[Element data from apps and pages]
..............................
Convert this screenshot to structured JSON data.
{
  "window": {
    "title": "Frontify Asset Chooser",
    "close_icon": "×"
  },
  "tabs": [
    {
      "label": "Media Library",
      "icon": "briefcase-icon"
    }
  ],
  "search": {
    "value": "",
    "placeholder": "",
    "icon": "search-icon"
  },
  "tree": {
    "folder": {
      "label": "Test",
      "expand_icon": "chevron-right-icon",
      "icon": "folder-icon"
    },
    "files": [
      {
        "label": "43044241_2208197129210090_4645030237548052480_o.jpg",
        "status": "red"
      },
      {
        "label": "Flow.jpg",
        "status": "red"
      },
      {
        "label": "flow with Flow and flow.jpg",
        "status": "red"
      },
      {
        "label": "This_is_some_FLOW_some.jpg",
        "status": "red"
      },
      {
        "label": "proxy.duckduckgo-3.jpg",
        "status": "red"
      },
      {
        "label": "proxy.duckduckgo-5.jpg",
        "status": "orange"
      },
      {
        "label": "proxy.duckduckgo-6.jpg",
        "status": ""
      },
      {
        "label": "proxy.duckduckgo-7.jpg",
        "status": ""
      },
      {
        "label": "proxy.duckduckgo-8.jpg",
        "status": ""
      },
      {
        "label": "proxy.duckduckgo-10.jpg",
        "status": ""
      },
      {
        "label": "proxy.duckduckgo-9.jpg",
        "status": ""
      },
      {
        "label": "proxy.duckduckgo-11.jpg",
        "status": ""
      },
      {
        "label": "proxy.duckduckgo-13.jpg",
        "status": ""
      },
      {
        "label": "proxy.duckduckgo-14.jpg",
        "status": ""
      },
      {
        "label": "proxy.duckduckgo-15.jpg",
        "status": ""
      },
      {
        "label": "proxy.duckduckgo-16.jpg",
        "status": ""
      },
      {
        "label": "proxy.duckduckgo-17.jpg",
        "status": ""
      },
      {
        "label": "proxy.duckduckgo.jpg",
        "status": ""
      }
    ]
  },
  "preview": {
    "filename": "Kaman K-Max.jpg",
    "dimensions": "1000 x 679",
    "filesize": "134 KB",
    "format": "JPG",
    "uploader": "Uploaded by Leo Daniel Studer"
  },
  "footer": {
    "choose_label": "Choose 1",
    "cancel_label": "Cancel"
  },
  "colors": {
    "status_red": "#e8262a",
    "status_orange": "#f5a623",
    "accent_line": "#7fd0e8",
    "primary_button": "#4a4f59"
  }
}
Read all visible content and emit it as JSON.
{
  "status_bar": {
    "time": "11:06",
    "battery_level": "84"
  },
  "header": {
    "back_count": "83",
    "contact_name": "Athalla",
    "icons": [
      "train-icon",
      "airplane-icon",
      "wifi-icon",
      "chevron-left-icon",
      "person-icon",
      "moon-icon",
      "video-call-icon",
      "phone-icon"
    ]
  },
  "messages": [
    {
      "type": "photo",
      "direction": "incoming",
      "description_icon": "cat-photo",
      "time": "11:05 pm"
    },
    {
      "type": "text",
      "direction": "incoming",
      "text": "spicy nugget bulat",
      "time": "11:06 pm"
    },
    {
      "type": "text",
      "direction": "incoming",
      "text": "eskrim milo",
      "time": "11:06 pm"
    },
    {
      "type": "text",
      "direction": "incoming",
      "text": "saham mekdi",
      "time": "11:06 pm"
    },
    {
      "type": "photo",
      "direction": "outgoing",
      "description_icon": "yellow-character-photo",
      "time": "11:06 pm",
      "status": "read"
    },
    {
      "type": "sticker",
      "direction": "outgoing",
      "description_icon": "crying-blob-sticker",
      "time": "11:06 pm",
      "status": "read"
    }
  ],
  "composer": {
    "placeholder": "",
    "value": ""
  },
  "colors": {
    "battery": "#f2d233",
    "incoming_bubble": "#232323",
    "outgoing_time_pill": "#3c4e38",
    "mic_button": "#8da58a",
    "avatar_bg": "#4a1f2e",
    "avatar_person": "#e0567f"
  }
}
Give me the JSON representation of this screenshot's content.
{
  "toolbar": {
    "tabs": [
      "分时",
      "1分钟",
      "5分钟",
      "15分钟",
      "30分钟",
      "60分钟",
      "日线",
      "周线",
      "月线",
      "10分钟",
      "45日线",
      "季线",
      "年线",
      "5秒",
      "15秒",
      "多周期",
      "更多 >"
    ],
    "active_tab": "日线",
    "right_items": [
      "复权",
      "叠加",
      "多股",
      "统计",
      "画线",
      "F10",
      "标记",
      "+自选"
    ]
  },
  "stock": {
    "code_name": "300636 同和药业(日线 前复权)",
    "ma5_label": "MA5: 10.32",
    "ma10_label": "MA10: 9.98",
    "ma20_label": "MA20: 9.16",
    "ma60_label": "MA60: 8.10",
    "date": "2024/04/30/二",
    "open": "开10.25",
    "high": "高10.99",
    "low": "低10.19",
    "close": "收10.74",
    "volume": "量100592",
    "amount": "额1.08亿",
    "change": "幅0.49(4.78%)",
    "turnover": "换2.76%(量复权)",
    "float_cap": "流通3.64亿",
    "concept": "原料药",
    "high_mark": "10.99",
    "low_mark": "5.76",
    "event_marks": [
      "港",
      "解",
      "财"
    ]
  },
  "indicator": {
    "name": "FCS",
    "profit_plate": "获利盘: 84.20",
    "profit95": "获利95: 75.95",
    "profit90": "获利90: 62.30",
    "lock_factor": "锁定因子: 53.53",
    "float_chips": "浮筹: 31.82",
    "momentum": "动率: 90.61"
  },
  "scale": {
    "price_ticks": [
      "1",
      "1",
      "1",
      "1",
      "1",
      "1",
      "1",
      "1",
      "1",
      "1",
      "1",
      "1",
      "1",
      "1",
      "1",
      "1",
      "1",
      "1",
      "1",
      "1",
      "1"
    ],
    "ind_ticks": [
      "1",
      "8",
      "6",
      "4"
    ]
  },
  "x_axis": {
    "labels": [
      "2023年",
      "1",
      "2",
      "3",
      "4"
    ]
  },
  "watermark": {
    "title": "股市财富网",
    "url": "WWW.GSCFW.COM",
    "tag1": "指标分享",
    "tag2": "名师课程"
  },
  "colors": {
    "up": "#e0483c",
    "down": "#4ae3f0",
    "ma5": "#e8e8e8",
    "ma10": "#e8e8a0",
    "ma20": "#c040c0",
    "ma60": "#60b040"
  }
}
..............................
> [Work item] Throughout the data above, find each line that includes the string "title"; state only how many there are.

> [Expected output] 2